*Assigned task:*
Using the listing below, show all lines that hold the word "协作节奏匹配度".

*Source information:*
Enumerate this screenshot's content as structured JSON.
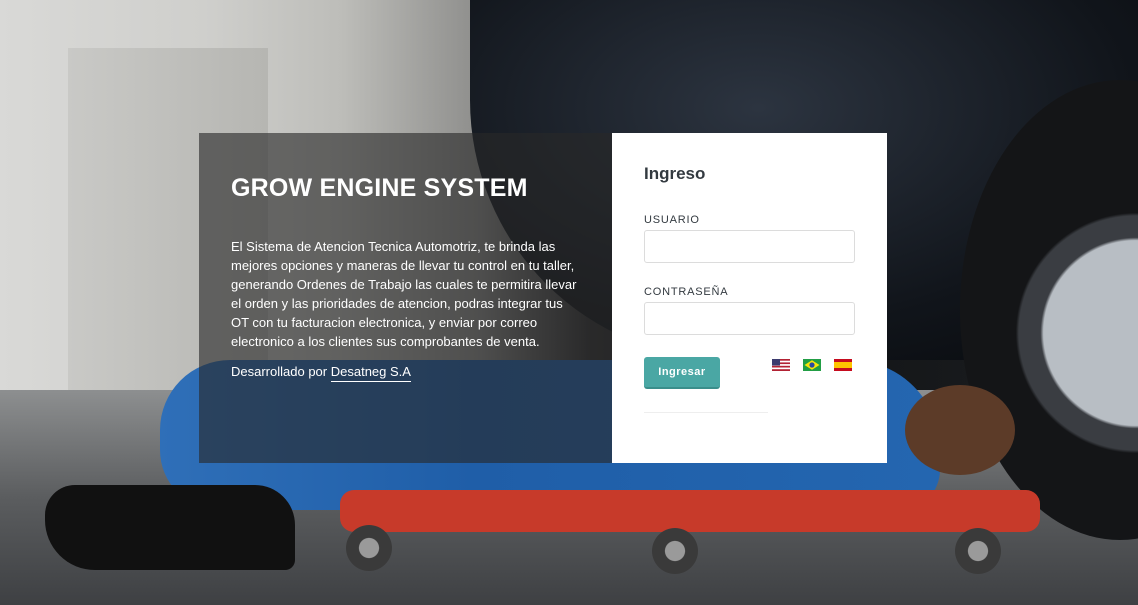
{
  "info": {
    "title": "GROW ENGINE SYSTEM",
    "description": "El Sistema de Atencion Tecnica Automotriz, te brinda las mejores opciones y maneras de llevar tu control en tu taller, generando Ordenes de Trabajo las cuales te permitira llevar el orden y las prioridades de atencion, podras integrar tus OT con tu facturacion electronica, y enviar por correo electronico a los clientes sus comprobantes de venta.",
    "credit_prefix": "Desarrollado por",
    "credit_link": "Desatneg S.A"
  },
  "login": {
    "title": "Ingreso",
    "user_label": "USUARIO",
    "user_value": "",
    "password_label": "CONTRASEÑA",
    "password_value": "",
    "submit_label": "Ingresar",
    "flags": [
      {
        "icon": "us-flag-icon",
        "lang": "en"
      },
      {
        "icon": "brazil-flag-icon",
        "lang": "pt"
      },
      {
        "icon": "spain-flag-icon",
        "lang": "es"
      }
    ]
  },
  "colors": {
    "accent": "#4aa7a4",
    "panel_bg": "rgba(40,40,40,0.62)",
    "card_bg": "#ffffff"
  }
}
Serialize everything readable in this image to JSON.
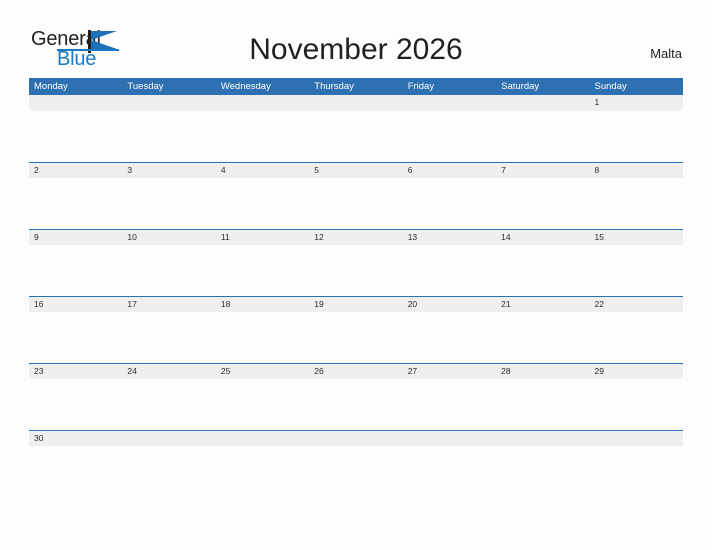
{
  "logo": {
    "word_one": "General",
    "word_two": "Blue",
    "flag_icon": "flag-triangle-icon"
  },
  "header": {
    "title": "November 2026",
    "region": "Malta"
  },
  "colors": {
    "header_blue": "#2e71b2",
    "logo_blue": "#1a7bc4",
    "date_band_gray": "#efefef",
    "text_dark": "#231f20",
    "page_background": "#fdfdfd"
  },
  "calendar": {
    "month": "November",
    "year": "2026",
    "week_start": "Monday",
    "day_headers": [
      "Monday",
      "Tuesday",
      "Wednesday",
      "Thursday",
      "Friday",
      "Saturday",
      "Sunday"
    ],
    "weeks": [
      [
        "",
        "",
        "",
        "",
        "",
        "",
        "1"
      ],
      [
        "2",
        "3",
        "4",
        "5",
        "6",
        "7",
        "8"
      ],
      [
        "9",
        "10",
        "11",
        "12",
        "13",
        "14",
        "15"
      ],
      [
        "16",
        "17",
        "18",
        "19",
        "20",
        "21",
        "22"
      ],
      [
        "23",
        "24",
        "25",
        "26",
        "27",
        "28",
        "29"
      ],
      [
        "30",
        "",
        "",
        "",
        "",
        "",
        ""
      ]
    ]
  }
}
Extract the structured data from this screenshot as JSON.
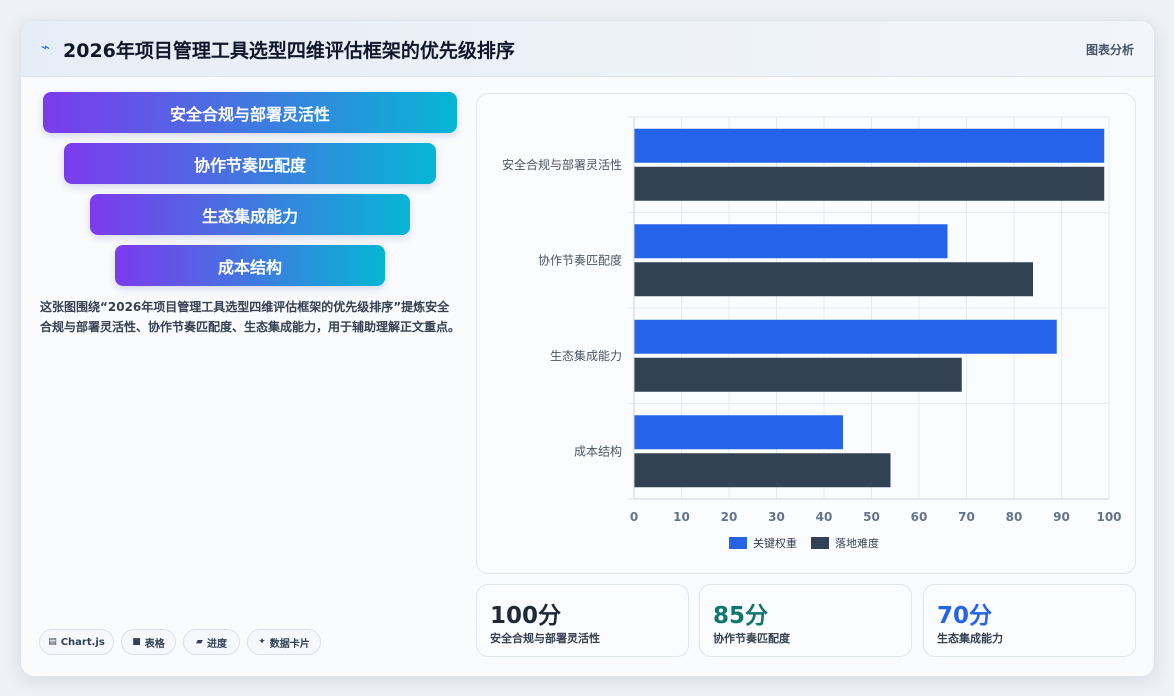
{
  "header": {
    "icon": "trend-icon",
    "title": "2026年项目管理工具选型四维评估框架的优先级排序",
    "tag": "图表分析"
  },
  "funnel": [
    "安全合规与部署灵活性",
    "协作节奏匹配度",
    "生态集成能力",
    "成本结构"
  ],
  "description": "这张图围绕“2026年项目管理工具选型四维评估框架的优先级排序”提炼安全合规与部署灵活性、协作节奏匹配度、生态集成能力，用于辅助理解正文重点。",
  "chips": [
    {
      "icon": "▤",
      "label": "Chart.js"
    },
    {
      "icon": "■",
      "label": "表格"
    },
    {
      "icon": "▰",
      "label": "进度"
    },
    {
      "icon": "✦",
      "label": "数据卡片"
    }
  ],
  "stats": [
    {
      "value": "100分",
      "label": "安全合规与部署灵活性",
      "color": "#1f2937"
    },
    {
      "value": "85分",
      "label": "协作节奏匹配度",
      "color": "#0f766e"
    },
    {
      "value": "70分",
      "label": "生态集成能力",
      "color": "#2563eb"
    }
  ],
  "colors": {
    "series1": "#2563eb",
    "series2": "#334155"
  },
  "chart_data": {
    "type": "bar",
    "orientation": "horizontal",
    "categories": [
      "安全合规与部署灵活性",
      "协作节奏匹配度",
      "生态集成能力",
      "成本结构"
    ],
    "series": [
      {
        "name": "关键权重",
        "values": [
          99,
          66,
          89,
          44
        ],
        "color": "#2563eb"
      },
      {
        "name": "落地难度",
        "values": [
          99,
          84,
          69,
          54
        ],
        "color": "#334155"
      }
    ],
    "xlim": [
      0,
      100
    ],
    "xticks": [
      0,
      10,
      20,
      30,
      40,
      50,
      60,
      70,
      80,
      90,
      100
    ],
    "grid": true,
    "legend": "bottom"
  }
}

*Task output:*
    "协作节奏匹配度",
  "description": "这张图围绕“2026年项目管理工具选型四维评估框架的优先级排序”提炼安全合规与部署灵活性、协作节奏匹配度、生态集成能力，用于辅助理解正文重点。",
      "label": "协作节奏匹配度",
      "协作节奏匹配度",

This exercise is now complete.